this practice can start as young as preschool. One thing that has proved very
useful to me and very friendly with its no blame/no shame structure is the
following five stages of mastery: (Initially described as "Four Stages for Learning Any New Skill", the theory was developed at Gordon Training International. by its employee Noel Burch in the 1970s. A Toronto teacher named Jen Hardacre passed on a version with number 3. added.)
- UNCONSCIOUS INCOMPETENCE
I don’t know how to do this and I
am unaware that I don’t know how to do it.
- CONSCIOUS INCOMPETENCE
I am keenly aware that I cannot do
this and it feels bad.
- AWKWARD PRACTICE
I am starting to get it, but I’m
not quite there yet. It takes a lot of effort.
- CONSCIOUS COMPETENCE
I can do it! Consistently! Though I
still need to concentrate intensely.
- UNCONSCIOUS COMPETENCE
It is so wholly a part of me that I
don’t even have to think about it.
After an activity, I ask the children to tell me where they
are, either by giving a number or more commonly, showing their thumb. Thumbs up
means “I got it,” angled up “pretty good”, horizontal “so-so” , downward “not
yet”. This is a kid-friendly version of the 5 stages list above without the
long words. (Note that you can’t give a self-assessment for number 1, which is
the most dangerous and difficult of all the stages. When people don’t even know
that they don’t know but think they know, well then, they can become President
of the United States. But it’s not a good thing.)
One problem of self-assessment arises when we don’t know how
we’re doing because we don’t have enough information or criteria yet for what
constitutes “good” in a particular genre. For example, when I improvise in my
Ghanaian xylophone lesson, I have to look at my teacher and ask if it’s okay,
because I don’t know what improvisation in that style should sound like. So
even though kids mostly know how they’re doing, there’s still plenty of room
and need for the teacher to assess alongside the student’s own perception.
I was hoping for a clear and understandable model of what

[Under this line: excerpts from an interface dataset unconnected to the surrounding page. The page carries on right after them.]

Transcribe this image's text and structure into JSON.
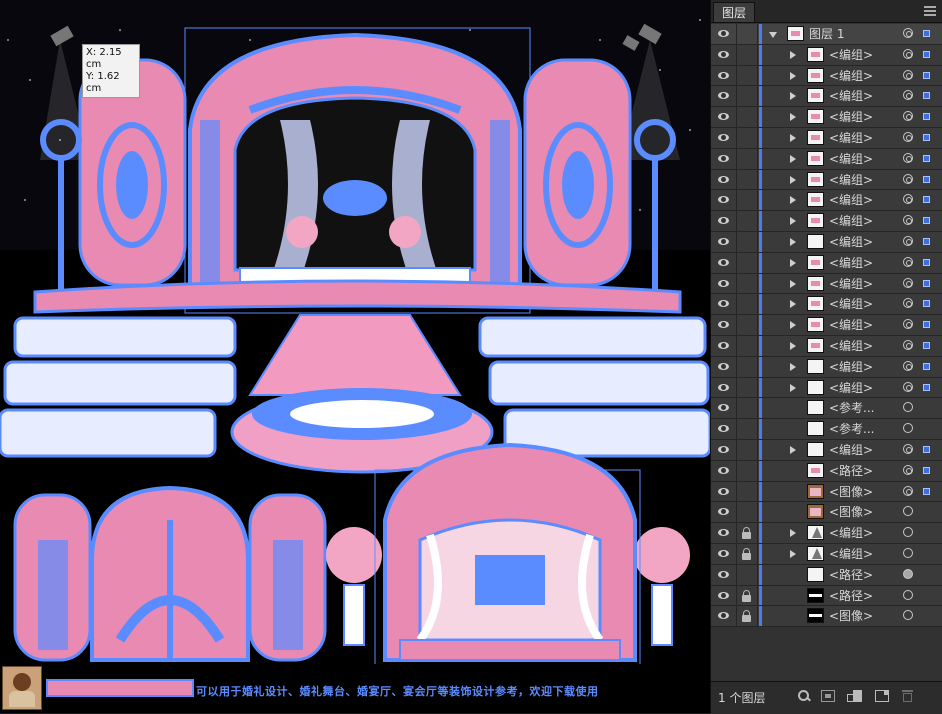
{
  "canvas": {
    "coord_tooltip": {
      "x": "X: 2.15 cm",
      "y": "Y: 1.62 cm"
    },
    "footer_caption": "可以用于婚礼设计、婚礼舞台、婚宴厅、宴会厅等装饰设计参考，欢迎下载使用"
  },
  "layers_panel": {
    "tab_title": "图层",
    "top_layer": {
      "name": "图层 1"
    },
    "items": [
      {
        "label": "<编组>",
        "thumb": "pink",
        "expandable": true,
        "locked": false,
        "target": "double",
        "selected": true
      },
      {
        "label": "<编组>",
        "thumb": "pink",
        "expandable": true,
        "locked": false,
        "target": "double",
        "selected": true
      },
      {
        "label": "<编组>",
        "thumb": "pink",
        "expandable": true,
        "locked": false,
        "target": "double",
        "selected": true
      },
      {
        "label": "<编组>",
        "thumb": "pink",
        "expandable": true,
        "locked": false,
        "target": "double",
        "selected": true
      },
      {
        "label": "<编组>",
        "thumb": "pink",
        "expandable": true,
        "locked": false,
        "target": "double",
        "selected": true
      },
      {
        "label": "<编组>",
        "thumb": "pink",
        "expandable": true,
        "locked": false,
        "target": "double",
        "selected": true
      },
      {
        "label": "<编组>",
        "thumb": "pink",
        "expandable": true,
        "locked": false,
        "target": "double",
        "selected": true
      },
      {
        "label": "<编组>",
        "thumb": "pink",
        "expandable": true,
        "locked": false,
        "target": "double",
        "selected": true
      },
      {
        "label": "<编组>",
        "thumb": "pink",
        "expandable": true,
        "locked": false,
        "target": "double",
        "selected": true
      },
      {
        "label": "<编组>",
        "thumb": "plain",
        "expandable": true,
        "locked": false,
        "target": "double",
        "selected": true
      },
      {
        "label": "<编组>",
        "thumb": "pink",
        "expandable": true,
        "locked": false,
        "target": "double",
        "selected": true
      },
      {
        "label": "<编组>",
        "thumb": "pink",
        "expandable": true,
        "locked": false,
        "target": "double",
        "selected": true
      },
      {
        "label": "<编组>",
        "thumb": "pink",
        "expandable": true,
        "locked": false,
        "target": "double",
        "selected": true
      },
      {
        "label": "<编组>",
        "thumb": "pink",
        "expandable": true,
        "locked": false,
        "target": "double",
        "selected": true
      },
      {
        "label": "<编组>",
        "thumb": "pink",
        "expandable": true,
        "locked": false,
        "target": "double",
        "selected": true
      },
      {
        "label": "<编组>",
        "thumb": "plain",
        "expandable": true,
        "locked": false,
        "target": "double",
        "selected": true
      },
      {
        "label": "<编组>",
        "thumb": "plain",
        "expandable": true,
        "locked": false,
        "target": "double",
        "selected": true
      },
      {
        "label": "<参考...",
        "thumb": "plain",
        "expandable": false,
        "locked": false,
        "target": "single",
        "selected": false
      },
      {
        "label": "<参考...",
        "thumb": "plain",
        "expandable": false,
        "locked": false,
        "target": "single",
        "selected": false
      },
      {
        "label": "<编组>",
        "thumb": "plain",
        "expandable": true,
        "locked": false,
        "target": "double",
        "selected": true
      },
      {
        "label": "<路径>",
        "thumb": "pink",
        "expandable": false,
        "locked": false,
        "target": "double",
        "selected": true
      },
      {
        "label": "<图像>",
        "thumb": "img",
        "expandable": false,
        "locked": false,
        "target": "double",
        "selected": true
      },
      {
        "label": "<图像>",
        "thumb": "img",
        "expandable": false,
        "locked": false,
        "target": "single",
        "selected": false
      },
      {
        "label": "<编组>",
        "thumb": "grey",
        "expandable": true,
        "locked": true,
        "target": "single",
        "selected": false
      },
      {
        "label": "<编组>",
        "thumb": "grey",
        "expandable": true,
        "locked": true,
        "target": "single",
        "selected": false
      },
      {
        "label": "<路径>",
        "thumb": "plain",
        "expandable": false,
        "locked": false,
        "target": "filled",
        "selected": false
      },
      {
        "label": "<路径>",
        "thumb": "dark",
        "expandable": false,
        "locked": true,
        "target": "single",
        "selected": false
      },
      {
        "label": "<图像>",
        "thumb": "dark",
        "expandable": false,
        "locked": true,
        "target": "single",
        "selected": false
      }
    ],
    "layer_count": "1 个图层"
  },
  "colors": {
    "selection_blue": "#5b8cff",
    "artwork_pink": "#e98ab2",
    "panel_bg": "#323232"
  }
}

kind of assessment makes sense in an Orff Schulwerk program. Or any
program. But nothing is ever that
simple. There are so many factors in our complex choices about how to teach and
learn that we must pay mind to many of them at once. But if I had to reduce it
to five, I’d say this:
• Watch the children. Be aware of
their triumphs and struggles.
• Constantly give specific and
useful feedback to improve.
• Trust that the children are
learning the most important things and relax about attaching grades every step
of the way.
• Give the children the tools to
• Create engaging, joyful, relaxed classes that allow for
maximum learning. Have fun!
Now please memorize all the important points in this
article. There will be a test.